Adjunct Medical Laboratory Technician Instructor Tyler Brown (middle) instructs her students on blood drawing procedures earlier in the semester on the Barton Campus.
Barton Adjunct MLT Instructor and Clara Barton Hospital Employee Tyler Brown poses for a photo during a break during one of her classes earlier this semester. MLT classrooms include equipment much like that of a full laboratory setting, which allows students to do real blood draws on each other and examine specimens.

Barton Community College alumni and adjunct instructor of Barton’s Medical Lab Technician (MLT) Program Tyler Brown wanted to be a dental hygienist, or so she thought. After completing Barton’s phlebotomy course as a pre-requisite for a hygienist program, she realized she had a new dream. 

“Taking that phlebotomy course was the best decision I ever made,” she said. “It opened a world for me that I never knew existed, plus opened a door to a trade that I had no clue I would not only love doing but would be good at. Eight years later, I am a medical lab technician at an amazing hospital (Clara Barton Hospital) and am now getting the opportunity to teach others what I love so much at an amazing college.”

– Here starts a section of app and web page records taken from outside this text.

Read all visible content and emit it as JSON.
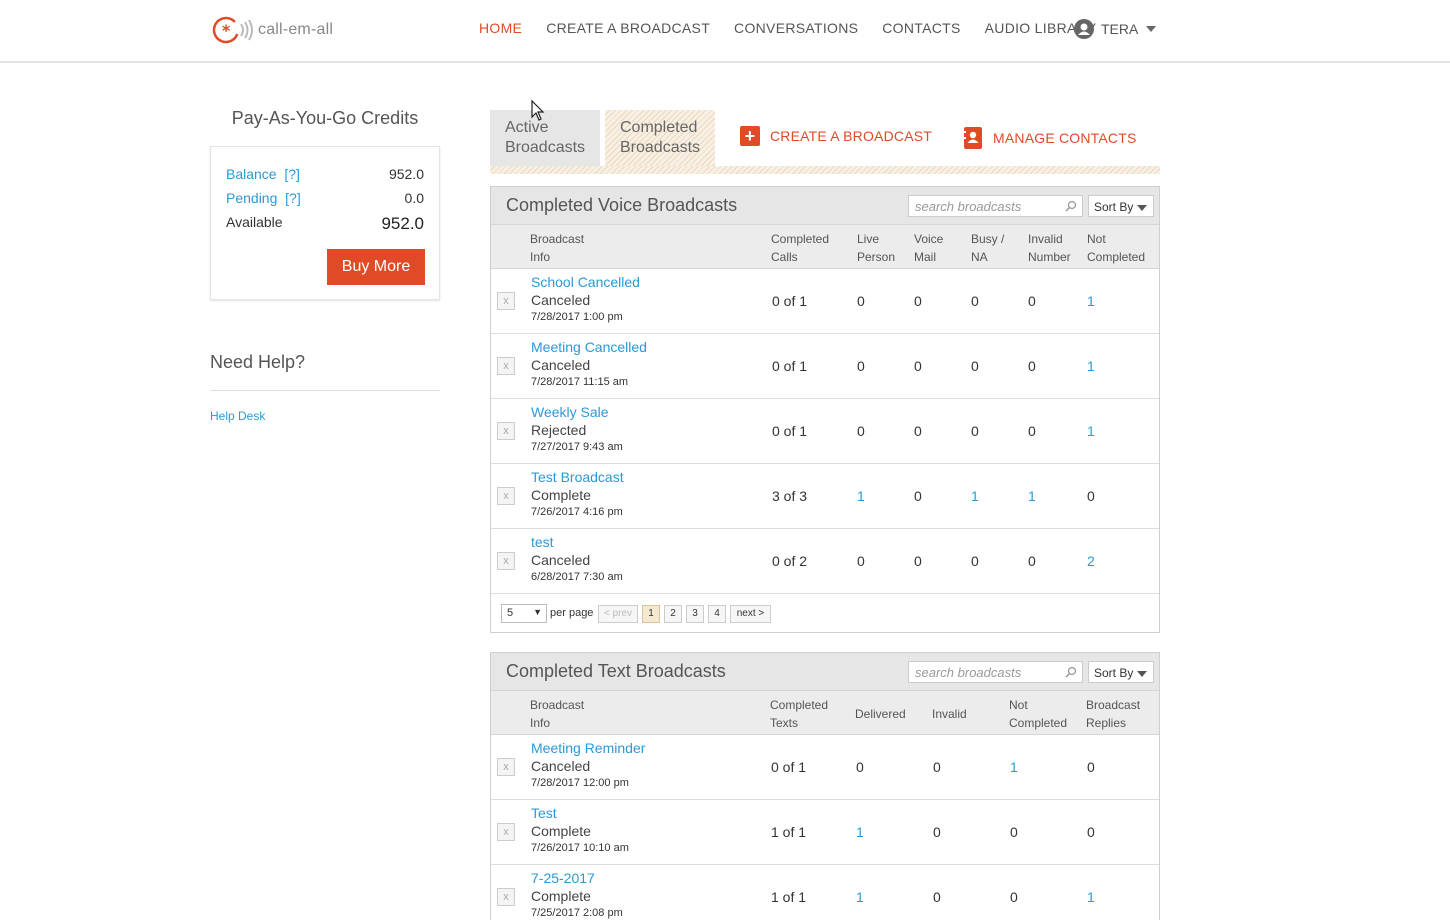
{
  "brand": {
    "name": "call-em-all"
  },
  "nav": {
    "items": [
      {
        "label": "HOME",
        "active": true
      },
      {
        "label": "CREATE A BROADCAST"
      },
      {
        "label": "CONVERSATIONS"
      },
      {
        "label": "CONTACTS"
      },
      {
        "label": "AUDIO LIBRARY"
      }
    ],
    "user": "TERA"
  },
  "credits": {
    "title": "Pay-As-You-Go Credits",
    "balance_label": "Balance  [?]",
    "balance": "952.0",
    "pending_label": "Pending  [?]",
    "pending": "0.0",
    "available_label": "Available",
    "available": "952.0",
    "buy_label": "Buy More"
  },
  "help": {
    "title": "Need Help?",
    "link": "Help Desk"
  },
  "tabs": {
    "active_broadcasts": "Active Broadcasts",
    "completed_broadcasts": "Completed Broadcasts",
    "create_label": "CREATE A BROADCAST",
    "manage_label": "MANAGE CONTACTS"
  },
  "voice": {
    "title": "Completed Voice Broadcasts",
    "search_placeholder": "search broadcasts",
    "sort_label": "Sort By",
    "headers": [
      "Broadcast Info",
      "Completed Calls",
      "Live Person",
      "Voice Mail",
      "Busy / NA",
      "Invalid Number",
      "Not Completed"
    ],
    "rows": [
      {
        "name": "School Cancelled",
        "status": "Canceled",
        "date": "7/28/2017 1:00 pm",
        "completed": "0 of 1",
        "live": "0",
        "vm": "0",
        "busy": "0",
        "invalid": "0",
        "notc": "1"
      },
      {
        "name": "Meeting Cancelled",
        "status": "Canceled",
        "date": "7/28/2017 11:15 am",
        "completed": "0 of 1",
        "live": "0",
        "vm": "0",
        "busy": "0",
        "invalid": "0",
        "notc": "1"
      },
      {
        "name": "Weekly Sale",
        "status": "Rejected",
        "date": "7/27/2017 9:43 am",
        "completed": "0 of 1",
        "live": "0",
        "vm": "0",
        "busy": "0",
        "invalid": "0",
        "notc": "1"
      },
      {
        "name": "Test Broadcast",
        "status": "Complete",
        "date": "7/26/2017 4:16 pm",
        "completed": "3 of 3",
        "live": "1",
        "vm": "0",
        "busy": "1",
        "invalid": "1",
        "notc": "0"
      },
      {
        "name": "test",
        "status": "Canceled",
        "date": "6/28/2017 7:30 am",
        "completed": "0 of 2",
        "live": "0",
        "vm": "0",
        "busy": "0",
        "invalid": "0",
        "notc": "2"
      }
    ],
    "pager": {
      "per_page": "5",
      "per_page_label": "per page",
      "prev": "< prev",
      "pages": [
        "1",
        "2",
        "3",
        "4"
      ],
      "next": "next >"
    }
  },
  "text": {
    "title": "Completed Text Broadcasts",
    "search_placeholder": "search broadcasts",
    "sort_label": "Sort By",
    "headers": [
      "Broadcast Info",
      "Completed Texts",
      "Delivered",
      "Invalid",
      "Not Completed",
      "Broadcast Replies"
    ],
    "rows": [
      {
        "name": "Meeting Reminder",
        "status": "Canceled",
        "date": "7/28/2017 12:00 pm",
        "completed": "0 of 1",
        "delivered": "0",
        "invalid": "0",
        "notc": "1",
        "replies": "0"
      },
      {
        "name": "Test",
        "status": "Complete",
        "date": "7/26/2017 10:10 am",
        "completed": "1 of 1",
        "delivered": "1",
        "invalid": "0",
        "notc": "0",
        "replies": "0"
      },
      {
        "name": "7-25-2017",
        "status": "Complete",
        "date": "7/25/2017 2:08 pm",
        "completed": "1 of 1",
        "delivered": "1",
        "invalid": "0",
        "notc": "0",
        "replies": "1"
      }
    ]
  },
  "colors": {
    "accent": "#e04a26",
    "link": "#2a9ad6"
  },
  "x_mark": "x"
}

As a Great Bend native, Brown chose Barton over other four-year programs so she could stay closer to her family and was able to complete the class completely online. She only had to attend clinicals in-person. Barton’s program is designed so that people from across the nation can complete the program online and can complete their clinicals at local sites. 

“While in the phlebotomy program at Barton, I loved the instructors and I knew I would not find better mentors as I continued my education in this field,” she said. “It was also a bonus to be able to continue to work while I was going to school.”

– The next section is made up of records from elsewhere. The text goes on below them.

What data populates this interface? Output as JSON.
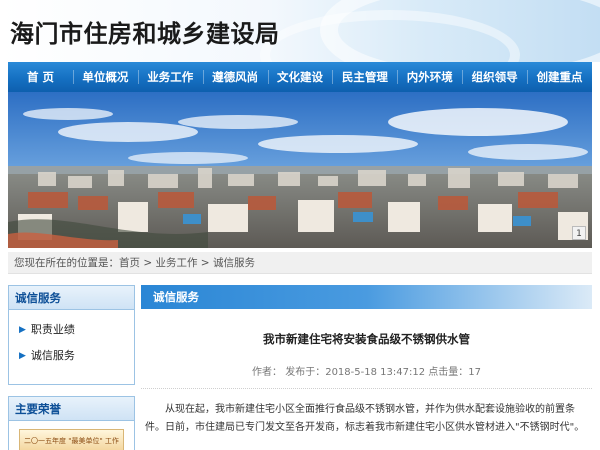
{
  "header": {
    "site_title": "海门市住房和城乡建设局"
  },
  "nav": {
    "items": [
      {
        "label": "首 页"
      },
      {
        "label": "单位概况"
      },
      {
        "label": "业务工作"
      },
      {
        "label": "遵德风尚"
      },
      {
        "label": "文化建设"
      },
      {
        "label": "民主管理"
      },
      {
        "label": "内外环境"
      },
      {
        "label": "组织领导"
      },
      {
        "label": "创建重点"
      }
    ]
  },
  "banner": {
    "page_indicator": "1"
  },
  "breadcrumb": {
    "text": "您现在所在的位置是：首页 > 业务工作 > 诚信服务"
  },
  "sidebar": {
    "box1": {
      "title": "诚信服务",
      "items": [
        {
          "label": "职责业绩"
        },
        {
          "label": "诚信服务"
        }
      ]
    },
    "box2": {
      "title": "主要荣誉",
      "thumb_text": "二〇一五年度 \"最美单位\" 工作"
    }
  },
  "main": {
    "section_title": "诚信服务",
    "article": {
      "title": "我市新建住宅将安装食品级不锈钢供水管",
      "meta": "作者： 发布于：2018-5-18 13:47:12 点击量：17",
      "body": "从现在起，我市新建住宅小区全面推行食品级不锈钢水管，并作为供水配套设施验收的前置条件。日前，市住建局已专门发文至各开发商，标志着我市新建住宅小区供水管材进入\"不锈钢时代\"。"
    }
  },
  "colors": {
    "nav_blue": "#1570c2",
    "accent_blue": "#2a86d5",
    "side_border": "#9cc3e4"
  }
}
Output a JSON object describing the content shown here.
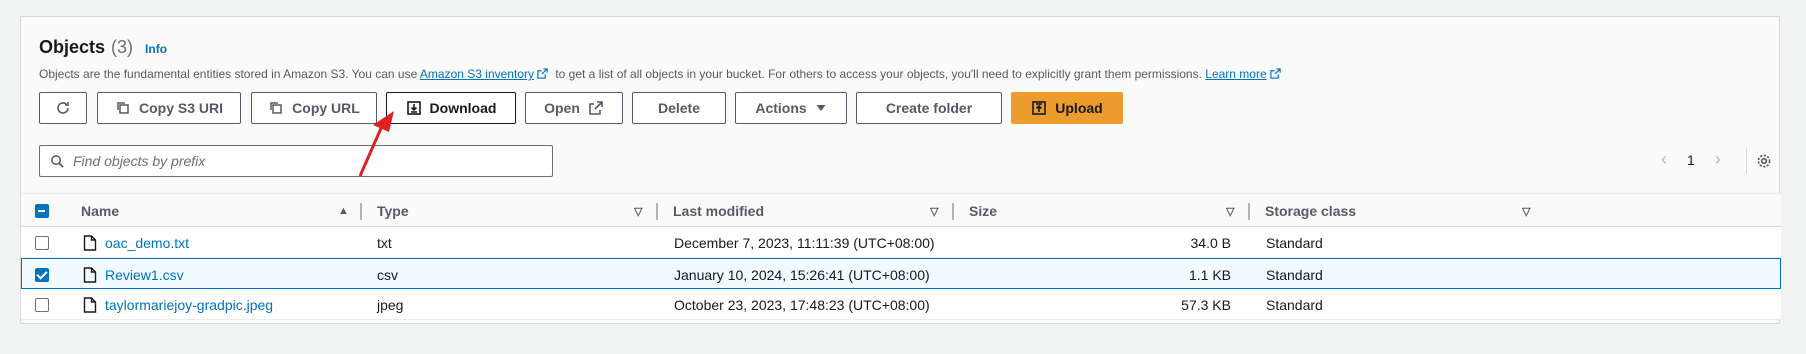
{
  "header": {
    "title": "Objects",
    "count": "(3)",
    "info": "Info",
    "description_pre": "Objects are the fundamental entities stored in Amazon S3. You can use",
    "inventory_link": "Amazon S3 inventory",
    "description_mid": "to get a list of all objects in your bucket. For others to access your objects, you'll need to explicitly grant them permissions.",
    "learn_more": "Learn more"
  },
  "toolbar": {
    "copy_s3_uri": "Copy S3 URI",
    "copy_url": "Copy URL",
    "download": "Download",
    "open": "Open",
    "delete": "Delete",
    "actions": "Actions",
    "create_folder": "Create folder",
    "upload": "Upload"
  },
  "search": {
    "placeholder": "Find objects by prefix"
  },
  "pagination": {
    "page": "1"
  },
  "table": {
    "columns": [
      "Name",
      "Type",
      "Last modified",
      "Size",
      "Storage class"
    ],
    "rows": [
      {
        "name": "oac_demo.txt",
        "type": "txt",
        "modified": "December 7, 2023, 11:11:39 (UTC+08:00)",
        "size": "34.0 B",
        "storage": "Standard",
        "selected": false
      },
      {
        "name": "Review1.csv",
        "type": "csv",
        "modified": "January 10, 2024, 15:26:41 (UTC+08:00)",
        "size": "1.1 KB",
        "storage": "Standard",
        "selected": true
      },
      {
        "name": "taylormariejoy-gradpic.jpeg",
        "type": "jpeg",
        "modified": "October 23, 2023, 17:48:23 (UTC+08:00)",
        "size": "57.3 KB",
        "storage": "Standard",
        "selected": false
      }
    ]
  },
  "colors": {
    "accent": "#0073bb",
    "primary_button": "#ec9b2d",
    "annotation_arrow": "#e02020"
  }
}
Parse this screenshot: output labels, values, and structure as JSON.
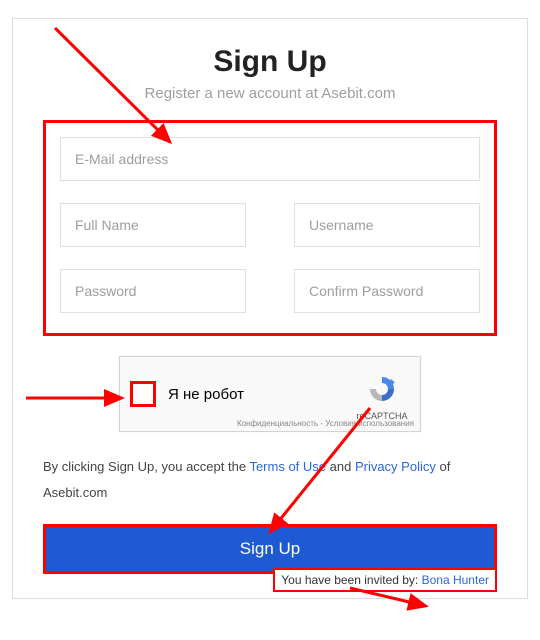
{
  "header": {
    "title": "Sign Up",
    "subtitle": "Register a new account at Asebit.com"
  },
  "fields": {
    "email_placeholder": "E-Mail address",
    "fullname_placeholder": "Full Name",
    "username_placeholder": "Username",
    "password_placeholder": "Password",
    "confirm_placeholder": "Confirm Password"
  },
  "captcha": {
    "label": "Я не робот",
    "brand": "reCAPTCHA",
    "privacy": "Конфиденциальность",
    "dash": " - ",
    "terms": "Условия использования"
  },
  "consent": {
    "prefix": "By clicking Sign Up, you accept the ",
    "terms": "Terms of Use",
    "and": " and ",
    "privacy": "Privacy Policy",
    "suffix": " of Asebit.com"
  },
  "button": {
    "label": "Sign Up"
  },
  "invited": {
    "prefix": "You have been invited by: ",
    "name": "Bona Hunter"
  }
}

MLTs are in high demand. Brown had a job before she even completed the program. 

“It’s such an important field because we help doctors with the diagnosis and direction of treatment with their patients,” she said. “I love the ability to provide great patient care from behind the scenes.”

The COVID-19 pandemic has been challenging for Brown but she said it has not changed the amount of passion she has for what she does. 

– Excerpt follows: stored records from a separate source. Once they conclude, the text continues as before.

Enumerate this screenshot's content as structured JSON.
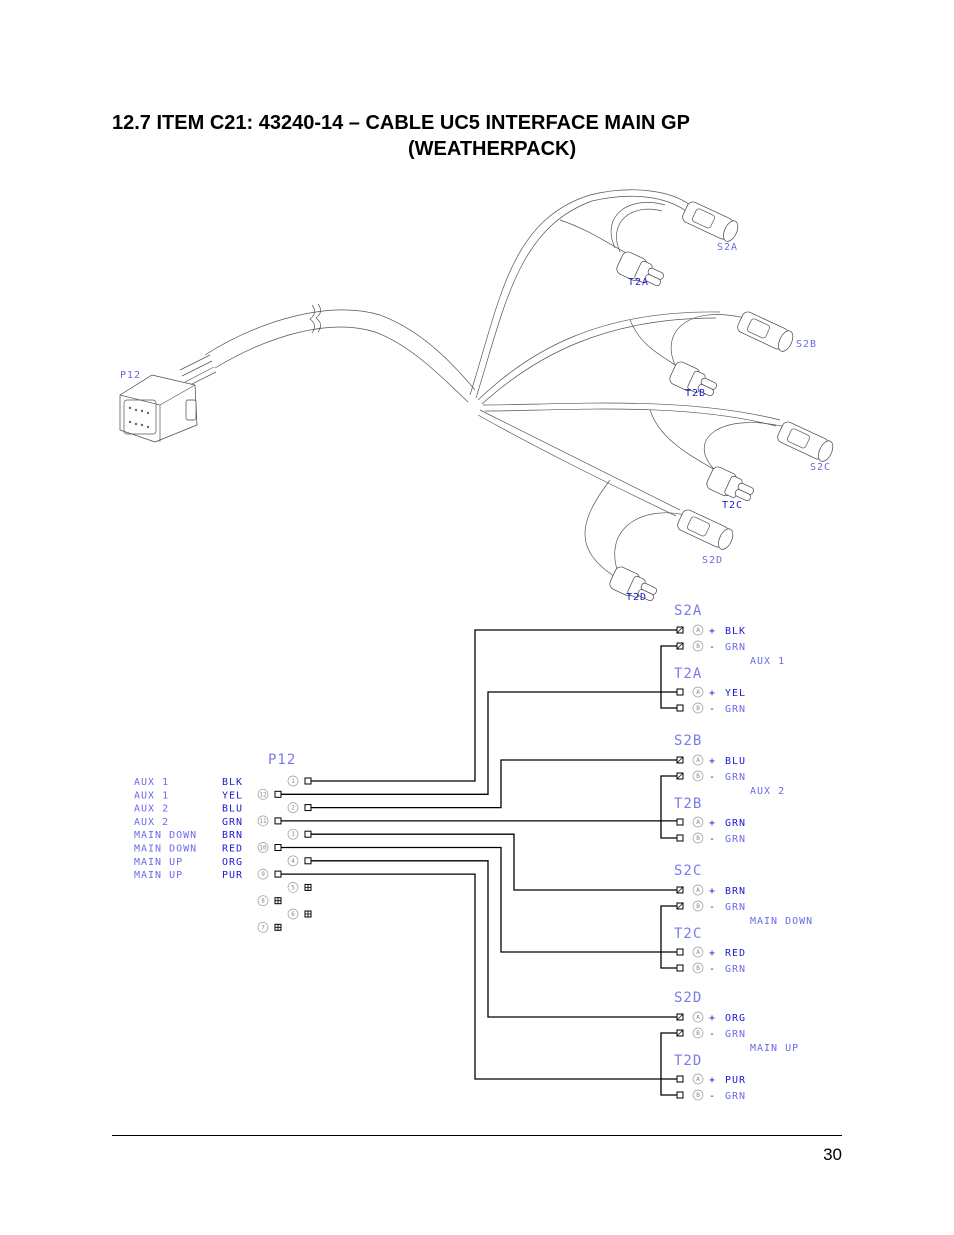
{
  "header": {
    "title_line1": "12.7  ITEM C21:  43240-14 – CABLE UC5 INTERFACE MAIN GP",
    "title_line2": "(WEATHERPACK)"
  },
  "drawing": {
    "labels": {
      "p12": "P12",
      "s2a": "S2A",
      "t2a": "T2A",
      "s2b": "S2B",
      "t2b": "T2B",
      "s2c": "S2C",
      "t2c": "T2C",
      "s2d": "S2D",
      "t2d": "T2D"
    }
  },
  "schematic": {
    "p12_label": "P12",
    "functions": [
      {
        "name": "AUX 1",
        "color": "BLK",
        "pin": "1"
      },
      {
        "name": "AUX 1",
        "color": "YEL",
        "pin": "12"
      },
      {
        "name": "AUX 2",
        "color": "BLU",
        "pin": "2"
      },
      {
        "name": "AUX 2",
        "color": "GRN",
        "pin": "11"
      },
      {
        "name": "MAIN DOWN",
        "color": "BRN",
        "pin": "3"
      },
      {
        "name": "MAIN DOWN",
        "color": "RED",
        "pin": "10"
      },
      {
        "name": "MAIN UP",
        "color": "ORG",
        "pin": "4"
      },
      {
        "name": "MAIN UP",
        "color": "PUR",
        "pin": "9"
      }
    ],
    "unused_pins": [
      "5",
      "8",
      "6",
      "7"
    ],
    "groups": [
      {
        "function": "AUX 1",
        "s_label": "S2A",
        "s_pins": [
          {
            "pin": "A",
            "sign": "+",
            "color": "BLK"
          },
          {
            "pin": "B",
            "sign": "-",
            "color": "GRN"
          }
        ],
        "t_label": "T2A",
        "t_pins": [
          {
            "pin": "A",
            "sign": "+",
            "color": "YEL"
          },
          {
            "pin": "B",
            "sign": "-",
            "color": "GRN"
          }
        ]
      },
      {
        "function": "AUX 2",
        "s_label": "S2B",
        "s_pins": [
          {
            "pin": "A",
            "sign": "+",
            "color": "BLU"
          },
          {
            "pin": "B",
            "sign": "-",
            "color": "GRN"
          }
        ],
        "t_label": "T2B",
        "t_pins": [
          {
            "pin": "A",
            "sign": "+",
            "color": "GRN"
          },
          {
            "pin": "B",
            "sign": "-",
            "color": "GRN"
          }
        ]
      },
      {
        "function": "MAIN DOWN",
        "s_label": "S2C",
        "s_pins": [
          {
            "pin": "A",
            "sign": "+",
            "color": "BRN"
          },
          {
            "pin": "B",
            "sign": "-",
            "color": "GRN"
          }
        ],
        "t_label": "T2C",
        "t_pins": [
          {
            "pin": "A",
            "sign": "+",
            "color": "RED"
          },
          {
            "pin": "B",
            "sign": "-",
            "color": "GRN"
          }
        ]
      },
      {
        "function": "MAIN UP",
        "s_label": "S2D",
        "s_pins": [
          {
            "pin": "A",
            "sign": "+",
            "color": "ORG"
          },
          {
            "pin": "B",
            "sign": "-",
            "color": "GRN"
          }
        ],
        "t_label": "T2D",
        "t_pins": [
          {
            "pin": "A",
            "sign": "+",
            "color": "PUR"
          },
          {
            "pin": "B",
            "sign": "-",
            "color": "GRN"
          }
        ]
      }
    ]
  },
  "footer": {
    "page_number": "30"
  }
}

“Even through all the uncertainty, I have not loved my job more than I do today,” she said. “This pandemic has really put into perspective how important being an MLT really is, in not only providing excellent patient care, but providing diagnoses for our providers.”

MLT Program Director Karen Gunther said job outlook and security is extremely positive for technicians and said Brown’s experience is typical in that most students have offers for employment before even completing the program.

“Employment of clinical laboratory technologists and technicians is projected to grow 18 percent from 2020 to 2030, faster than the average for all occupations,” she said. “About 25,900 openings for clinical laboratory technologists and technicians are projected each year, on average, over the decade.” 

Gunther said MLTs are often an overlooked sector of the medical landscape even though they are vital. 

“MLT’s are responsible for 70% of all decisions regarding a patient’s diagnosis, treatment, hospital admission, and discharge,” she said. “There can be no hospital without a lab because labs are essential in determining patient diagnoses, patient management of their disease and therapy and screening for specific conditions.”

Gunther said it’s important to realize that while MLTs often work in hospitals there are a myriad of possibilities. 

“There are just so many job opportunities including research, forensic science, clinical lab work, blood banks, veterinary hospitals, public health careers and many more,” she said. “Every day can bring a new challenge or ‘mystery’ to solve.”

For more information on the MLT program, contact Gunther at or (620) 786-1133 or visit